» **Source data**

━━━━━━━━━━━━━━━━

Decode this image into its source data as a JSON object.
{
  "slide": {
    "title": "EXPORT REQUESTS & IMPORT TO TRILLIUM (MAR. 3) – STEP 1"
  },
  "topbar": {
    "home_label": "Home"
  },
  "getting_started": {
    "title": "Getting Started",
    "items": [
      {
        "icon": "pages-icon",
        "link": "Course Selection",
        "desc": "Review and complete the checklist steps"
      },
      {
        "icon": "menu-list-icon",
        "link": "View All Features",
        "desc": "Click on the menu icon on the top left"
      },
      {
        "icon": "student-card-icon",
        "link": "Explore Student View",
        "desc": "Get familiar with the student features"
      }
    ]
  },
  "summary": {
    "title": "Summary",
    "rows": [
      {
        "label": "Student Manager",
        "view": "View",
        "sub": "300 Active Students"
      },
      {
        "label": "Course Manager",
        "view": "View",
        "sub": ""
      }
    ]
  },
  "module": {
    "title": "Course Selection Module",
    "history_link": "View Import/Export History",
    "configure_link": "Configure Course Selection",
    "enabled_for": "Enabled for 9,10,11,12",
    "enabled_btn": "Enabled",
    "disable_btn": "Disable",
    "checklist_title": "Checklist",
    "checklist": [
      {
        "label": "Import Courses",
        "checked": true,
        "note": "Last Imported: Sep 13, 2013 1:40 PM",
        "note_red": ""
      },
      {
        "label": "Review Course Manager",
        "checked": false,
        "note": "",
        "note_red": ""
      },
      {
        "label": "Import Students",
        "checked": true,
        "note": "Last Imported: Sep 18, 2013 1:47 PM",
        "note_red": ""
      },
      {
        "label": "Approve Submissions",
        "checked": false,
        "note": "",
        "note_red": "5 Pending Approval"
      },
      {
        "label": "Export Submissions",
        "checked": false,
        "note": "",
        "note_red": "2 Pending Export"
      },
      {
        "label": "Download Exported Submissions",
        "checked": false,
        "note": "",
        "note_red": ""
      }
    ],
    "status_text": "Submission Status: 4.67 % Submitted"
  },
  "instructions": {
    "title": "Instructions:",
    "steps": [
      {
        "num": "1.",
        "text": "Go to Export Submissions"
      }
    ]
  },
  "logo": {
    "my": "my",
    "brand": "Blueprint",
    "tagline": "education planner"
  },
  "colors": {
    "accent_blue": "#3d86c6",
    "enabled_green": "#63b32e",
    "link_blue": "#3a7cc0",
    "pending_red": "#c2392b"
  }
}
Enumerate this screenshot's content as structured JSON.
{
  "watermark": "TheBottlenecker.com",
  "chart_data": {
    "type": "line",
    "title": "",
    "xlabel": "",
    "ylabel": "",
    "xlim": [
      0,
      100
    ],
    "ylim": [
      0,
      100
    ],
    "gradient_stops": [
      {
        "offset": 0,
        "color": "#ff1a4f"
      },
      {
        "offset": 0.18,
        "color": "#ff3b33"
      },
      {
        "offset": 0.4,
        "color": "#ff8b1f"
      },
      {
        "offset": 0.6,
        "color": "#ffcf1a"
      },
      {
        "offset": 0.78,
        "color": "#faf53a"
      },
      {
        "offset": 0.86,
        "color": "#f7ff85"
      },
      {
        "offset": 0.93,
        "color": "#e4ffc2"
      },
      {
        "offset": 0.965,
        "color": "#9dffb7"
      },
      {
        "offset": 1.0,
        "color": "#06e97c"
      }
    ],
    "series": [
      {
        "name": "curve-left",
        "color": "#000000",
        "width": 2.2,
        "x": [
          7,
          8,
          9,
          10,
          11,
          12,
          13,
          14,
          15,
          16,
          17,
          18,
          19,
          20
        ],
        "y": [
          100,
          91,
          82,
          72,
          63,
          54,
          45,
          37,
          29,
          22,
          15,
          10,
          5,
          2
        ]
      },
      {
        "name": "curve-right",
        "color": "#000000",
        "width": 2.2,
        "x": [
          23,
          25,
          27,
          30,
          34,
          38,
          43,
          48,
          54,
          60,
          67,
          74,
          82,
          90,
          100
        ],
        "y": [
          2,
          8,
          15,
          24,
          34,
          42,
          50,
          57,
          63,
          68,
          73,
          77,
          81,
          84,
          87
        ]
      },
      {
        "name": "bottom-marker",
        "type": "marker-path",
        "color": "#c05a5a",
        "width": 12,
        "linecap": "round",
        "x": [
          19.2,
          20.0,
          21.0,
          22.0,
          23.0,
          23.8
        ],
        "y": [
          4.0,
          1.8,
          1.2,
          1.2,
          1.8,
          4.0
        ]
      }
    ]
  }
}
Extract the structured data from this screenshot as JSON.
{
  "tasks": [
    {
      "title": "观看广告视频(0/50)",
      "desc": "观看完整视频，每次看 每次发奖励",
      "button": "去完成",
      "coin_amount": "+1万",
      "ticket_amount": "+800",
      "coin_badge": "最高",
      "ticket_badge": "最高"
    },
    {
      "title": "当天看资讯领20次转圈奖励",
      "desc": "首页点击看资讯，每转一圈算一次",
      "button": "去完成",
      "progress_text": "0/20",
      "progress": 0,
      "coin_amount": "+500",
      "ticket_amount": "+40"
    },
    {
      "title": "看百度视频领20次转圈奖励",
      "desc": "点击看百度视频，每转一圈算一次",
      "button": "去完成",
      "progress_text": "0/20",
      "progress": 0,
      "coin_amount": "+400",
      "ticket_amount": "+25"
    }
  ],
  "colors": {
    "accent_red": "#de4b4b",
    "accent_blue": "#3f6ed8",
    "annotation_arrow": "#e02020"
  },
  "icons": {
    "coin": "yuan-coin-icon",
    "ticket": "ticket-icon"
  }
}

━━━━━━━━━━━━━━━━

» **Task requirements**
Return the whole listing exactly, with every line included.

» **Reply**
Decode this image into its source data as a JSON object.
{
  "slide": {
    "title": "EXPORT REQUESTS & IMPORT TO TRILLIUM (MAR. 3) – STEP 1"
  },
  "topbar": {
    "home_label": "Home"
  },
  "getting_started": {
    "title": "Getting Started",
    "items": [
      {
        "icon": "pages-icon",
        "link": "Course Selection",
        "desc": "Review and complete the checklist steps"
      },
      {
        "icon": "menu-list-icon",
        "link": "View All Features",
        "desc": "Click on the menu icon on the top left"
      },
      {
        "icon": "student-card-icon",
        "link": "Explore Student View",
        "desc": "Get familiar with the student features"
      }
    ]
  },
  "summary": {
    "title": "Summary",
    "rows": [
      {
        "label": "Student Manager",
        "view": "View",
        "sub": "300 Active Students"
      },
      {
        "label": "Course Manager",
        "view": "View",
        "sub": ""
      }
    ]
  },
  "module": {
    "title": "Course Selection Module",
    "history_link": "View Import/Export History",
    "configure_link": "Configure Course Selection",
    "enabled_for": "Enabled for 9,10,11,12",
    "enabled_btn": "Enabled",
    "disable_btn": "Disable",
    "checklist_title": "Checklist",
    "checklist": [
      {
        "label": "Import Courses",
        "checked": true,
        "note": "Last Imported: Sep 13, 2013 1:40 PM",
        "note_red": ""
      },
      {
        "label": "Review Course Manager",
        "checked": false,
        "note": "",
        "note_red": ""
      },
      {
        "label": "Import Students",
        "checked": true,
        "note": "Last Imported: Sep 18, 2013 1:47 PM",
        "note_red": ""
      },
      {
        "label": "Approve Submissions",
        "checked": false,
        "note": "",
        "note_red": "5 Pending Approval"
      },
      {
        "label": "Export Submissions",
        "checked": false,
        "note": "",
        "note_red": "2 Pending Export"
      },
      {
        "label": "Download Exported Submissions",
        "checked": false,
        "note": "",
        "note_red": ""
      }
    ],
    "status_text": "Submission Status: 4.67 % Submitted"
  },
  "instructions": {
    "title": "Instructions:",
    "steps": [
      {
        "num": "1.",
        "text": "Go to Export Submissions"
      }
    ]
  },
  "logo": {
    "my": "my",
    "brand": "Blueprint",
    "tagline": "education planner"
  },
  "colors": {
    "accent_blue": "#3d86c6",
    "enabled_green": "#63b32e",
    "link_blue": "#3a7cc0",
    "pending_red": "#c2392b"
  }
}
Enumerate this screenshot's content as structured JSON.
{
  "watermark": "TheBottlenecker.com",
  "chart_data": {
    "type": "line",
    "title": "",
    "xlabel": "",
    "ylabel": "",
    "xlim": [
      0,
      100
    ],
    "ylim": [
      0,
      100
    ],
    "gradient_stops": [
      {
        "offset": 0,
        "color": "#ff1a4f"
      },
      {
        "offset": 0.18,
        "color": "#ff3b33"
      },
      {
        "offset": 0.4,
        "color": "#ff8b1f"
      },
      {
        "offset": 0.6,
        "color": "#ffcf1a"
      },
      {
        "offset": 0.78,
        "color": "#faf53a"
      },
      {
        "offset": 0.86,
        "color": "#f7ff85"
      },
      {
        "offset": 0.93,
        "color": "#e4ffc2"
      },
      {
        "offset": 0.965,
        "color": "#9dffb7"
      },
      {
        "offset": 1.0,
        "color": "#06e97c"
      }
    ],
    "series": [
      {
        "name": "curve-left",
        "color": "#000000",
        "width": 2.2,
        "x": [
          7,
          8,
          9,
          10,
          11,
          12,
          13,
          14,
          15,
          16,
          17,
          18,
          19,
          20
        ],
        "y": [
          100,
          91,
          82,
          72,
          63,
          54,
          45,
          37,
          29,
          22,
          15,
          10,
          5,
          2
        ]
      },
      {
        "name": "curve-right",
        "color": "#000000",
        "width": 2.2,
        "x": [
          23,
          25,
          27,
          30,
          34,
          38,
          43,
          48,
          54,
          60,
          67,
          74,
          82,
          90,
          100
        ],
        "y": [
          2,
          8,
          15,
          24,
          34,
          42,
          50,
          57,
          63,
          68,
          73,
          77,
          81,
          84,
          87
        ]
      },
      {
        "name": "bottom-marker",
        "type": "marker-path",
        "color": "#c05a5a",
        "width": 12,
        "linecap": "round",
        "x": [
          19.2,
          20.0,
          21.0,
          22.0,
          23.0,
          23.8
        ],
        "y": [
          4.0,
          1.8,
          1.2,
          1.2,
          1.8,
          4.0
        ]
      }
    ]
  }
}
Extract the structured data from this screenshot as JSON.
{
  "tasks": [
    {
      "title": "观看广告视频(0/50)",
      "desc": "观看完整视频，每次看 每次发奖励",
      "button": "去完成",
      "coin_amount": "+1万",
      "ticket_amount": "+800",
      "coin_badge": "最高",
      "ticket_badge": "最高"
    },
    {
      "title": "当天看资讯领20次转圈奖励",
      "desc": "首页点击看资讯，每转一圈算一次",
      "button": "去完成",
      "progress_text": "0/20",
      "progress": 0,
      "coin_amount": "+500",
      "ticket_amount": "+40"
    },
    {
      "title": "看百度视频领20次转圈奖励",
      "desc": "点击看百度视频，每转一圈算一次",
      "button": "去完成",
      "progress_text": "0/20",
      "progress": 0,
      "coin_amount": "+400",
      "ticket_amount": "+25"
    }
  ],
  "colors": {
    "accent_red": "#de4b4b",
    "accent_blue": "#3f6ed8",
    "annotation_arrow": "#e02020"
  },
  "icons": {
    "coin": "yuan-coin-icon",
    "ticket": "ticket-icon"
  }
}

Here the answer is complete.